In his recommendations, Judge Cooke makes the point that any vulnerabilities identified in GSOC’s offices, equipment and technologies should be addressed and rectified, and he is satisfied steps taken by GSOC since September 2013 are adequate to rectify the defects and vulnerabilities and sufficient to enhance the security of the relevant areas and the equipment used in them.
Judge Cooke recommends that GSOC should more frequently carry out a thorough and suitable counter-surveillance examination of its offices, communication and IT equipment and data storage facilities to ensure that its protection remains adequate and that the risk of new surveillance techniques being deployed against GSOC or its personnel is reduced as much as possible.

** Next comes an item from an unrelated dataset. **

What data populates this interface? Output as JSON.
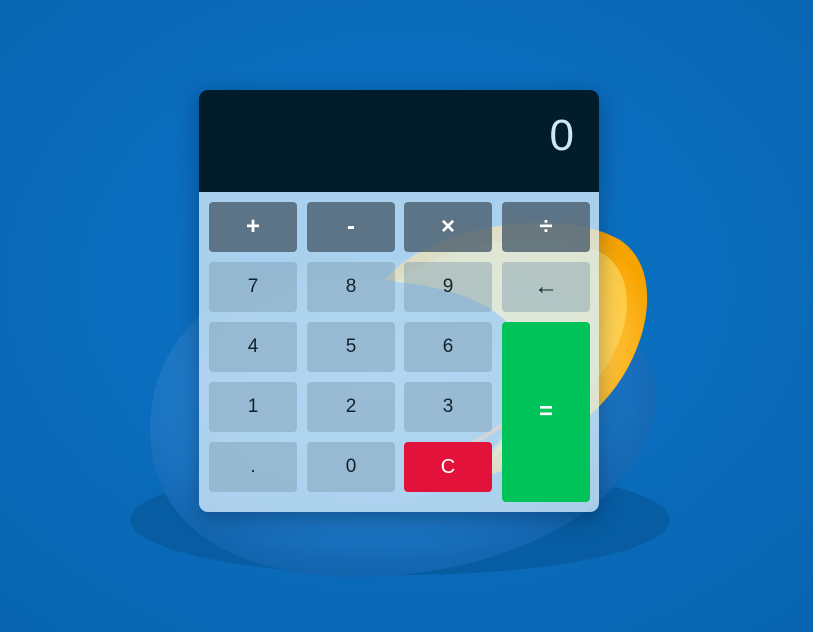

Judge Cooke recommends that the precise scope of GSOC investigations under section 102(4) of the Garda Síochána Act 2005 could be clarified in any revision of the legislation, and that it may be desirable, in the context of the proposed legislation to establish the independent Garda authority, to consider simplifying some of the provisions in the 2005 Act relating to the making, admissibility and investigation of complaints.
Responding to the report generally, Minister Fitzgerald noted that “this Government is implementing a comprehensive programme of reform in the areas of policing and justice in Ireland, including on foot of the Guerin Report.”
“As part of this programme of change, I am committed to bringing forward new legislation to reform, strengthen and clarify the remit and operation of the Garda Síochána Ombudsman Commission, so as to ensure it is fit for purpose and to further ensure that the men and women of an Garda Síochána, as well as the wider public, can have the fullest confidence in its workings.”
The Minister added that “the Cooke Report will inform how we will proceed with our reforms.”
The Minister outlined a number of specific responses to the Cooke Report:
· The proposed new bill to reform the workings of GSOC will clarify the legal basis under which GSOC can initiate a Public Interest Investigation as well as the thresholds for initiating such an investigation;
· The proposed new bill will further clarify and strengthen the provisions relating to the preparation and implementation of protocols relating to cooperation between Gardaí & GSOC.
· The Department of Justice & Equality will carry-out an examination of the resources available to GSOC.
· Both GSOC and the Garda Commissioner will be asked to provide a response to the Cooke Report.
· The Cooke Report will be referred to the Oireachtas Joint Committee on Justice, Defence & Equality for further consideration and discussion.
The Minister concluded by calling for a new ‘culture of co-operation’ between Gardaí & GSOC, stating: “Working together and sharing information are issues which require more than just protocols and legislative change. What is required is a shift in approach and the embedding of a real and effective culture of co-operation As Minister I will work with both bodies to facilitate and foster this change.”
10 June 2014